Divorce Mediation empowers you to make your own choices about your future.
Unsure if Mediation is right for you?
It's finally happened... you've decided to get
Or perhaps your partner has made the decision.
Getting divorced is one of the toughest emotional times that a person goes through in life.
Some may think that it’s the roller coaster of choosing a partner – the angst of processing the “what if’s” regarding whether the person is the right person for you … but nothing compares to the tearing loss that is often accompanied with divorce.
The tearing loss of your hopes and dreams, the loss of your imagined future and emotional investments.
There is also the loss of “life as you know it” – the loss of intimacy and companionship inherent in the nature of relationship. The loss of the sense of security of the “family unit” and social structures.
Sometimes, there can be the paradoxical feelings of a sense of freedom, a sense of release from obligation, and a sense of renewed adventure.
It's an emotional
The emotional roller coaster that can ensue at this time is the balancing of the both/and.
Having feelings of loss and grief at the same time as having feelings of a sense of exuberance and a sense of release and freedom.

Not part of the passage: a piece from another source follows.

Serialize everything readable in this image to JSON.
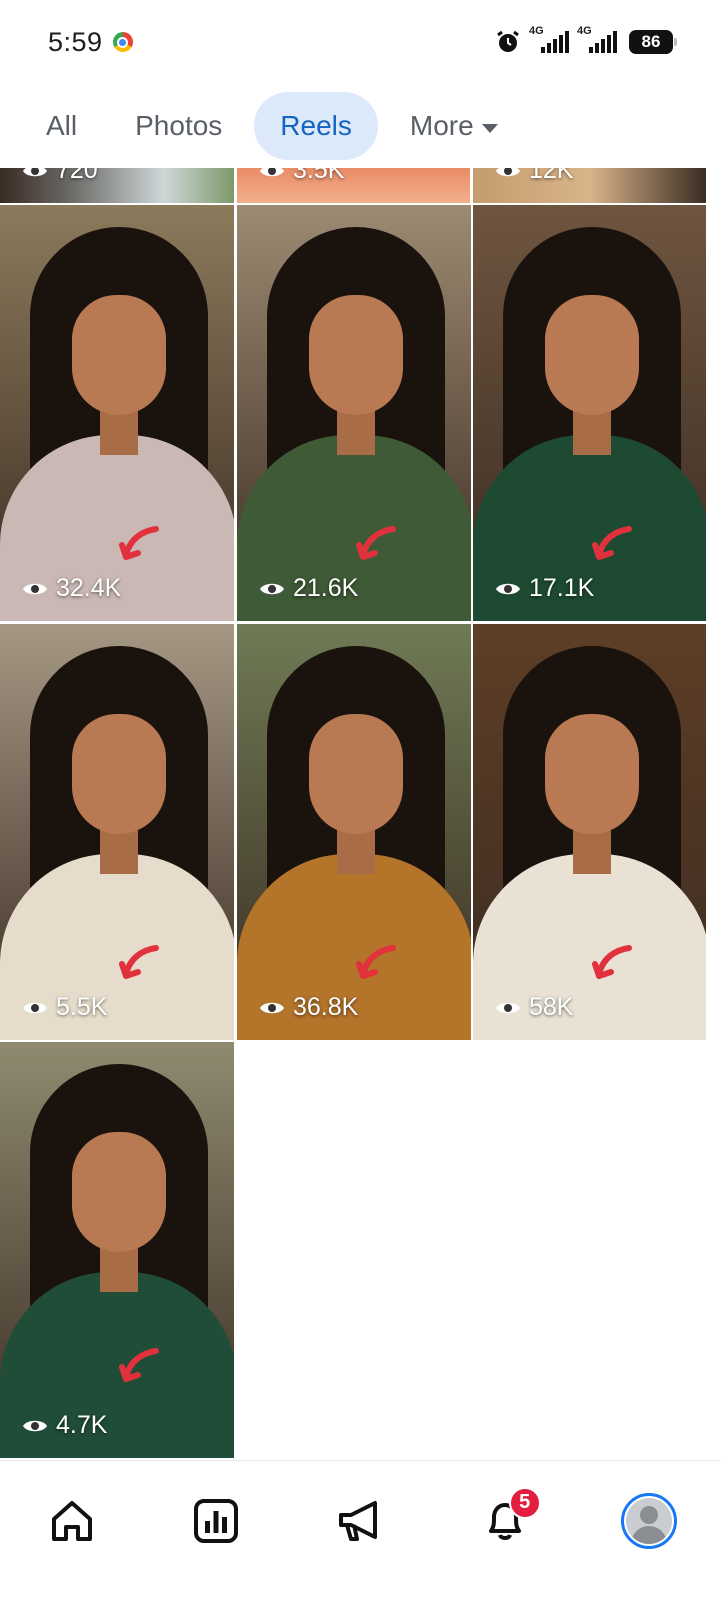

The process of divorce is the culmination of all of these paradoxes. The proverbial “up is down, left is right”.
At this time of mental chaos all we are wanting is to seek some control and clarity.
Clear guidelines of which way to go, what to feel and what to do next. We can feel desperate for a clear map, and if it is not provided to us we fear that we are going to lose ourselves in the madness of the unknown.
To avoid feeling this fear we often start controlling ourselves. We control our feelings into binary choices:
We also seek to clearly define our lives into controllable areas:
Much of this control can seek to serve you on many levels. and much of it can be quite damaging to yourself as well as to the relationships that have been developed over periods of time. Some of it is necessary and some of it is a overwhelm response.
The perceived "easy-choice"
The allure of the “easy-choice” is to “simply” hire a lawyer to make sense of it all on your behalf.
To hand them the reins and let them fight your battles in the hope that you don’t have to. In the hope that they can save you from much of the mental exhaustion that is already plaguing you. In the hope that they can bring some clarity to the big decisions that you have already needed to make. Ultimately, to lighten your load!
Unfortunately, the hope of ease doesn’t often prevail and more often than not, the road of litigation and lawyers fighting your battles leads to much more exhaustion. To much more conflict, bitterness and hopelessness than the alternative option.
Choosing the alternative
The alternative option is to choose to negotiate on your own behalf. The option of working through the agreements of your divorce together with your partner. This option can appear to be intimidating at first, however this option has proven time and again to bring a greater sense of emotional ease and success.
Mediation is where you and your partner appoint a neutral third party to support both of you equally in a process of dialogue to work through and manage your differences in a voluntary and consensual manner.
What this means is that the two of you come together with a single representative who works with both of you, individually and jointly, to empower the both of you to find the terms of your own divorce.
The mediator holds the process where the needs and requirements of both sides are heard, validated and understood and the parties (yourselves) own the content. You get to choose what works for you and what is in the best interests of your family/ending relationship.
Of course, any agreements relating to the children of your marriage will be approved by the Office of the Family Advocate to ensure that the best interests of your children are upheld in the agreements made.
During the mediation process you will finalize the following agreements:
These agreements are then submitted to your local court where a combined summons is completed and the Sheriff of the Court serves the relevant summons and a court date is issued. This process, after submitting your documents, takes on average 4 weeks to finalize your divorce.
Depending on the level of agreement/disagreement within your relationship, the mediation process itself, to finalize your agreements, can take anything from 2 hours and upwards per agreement.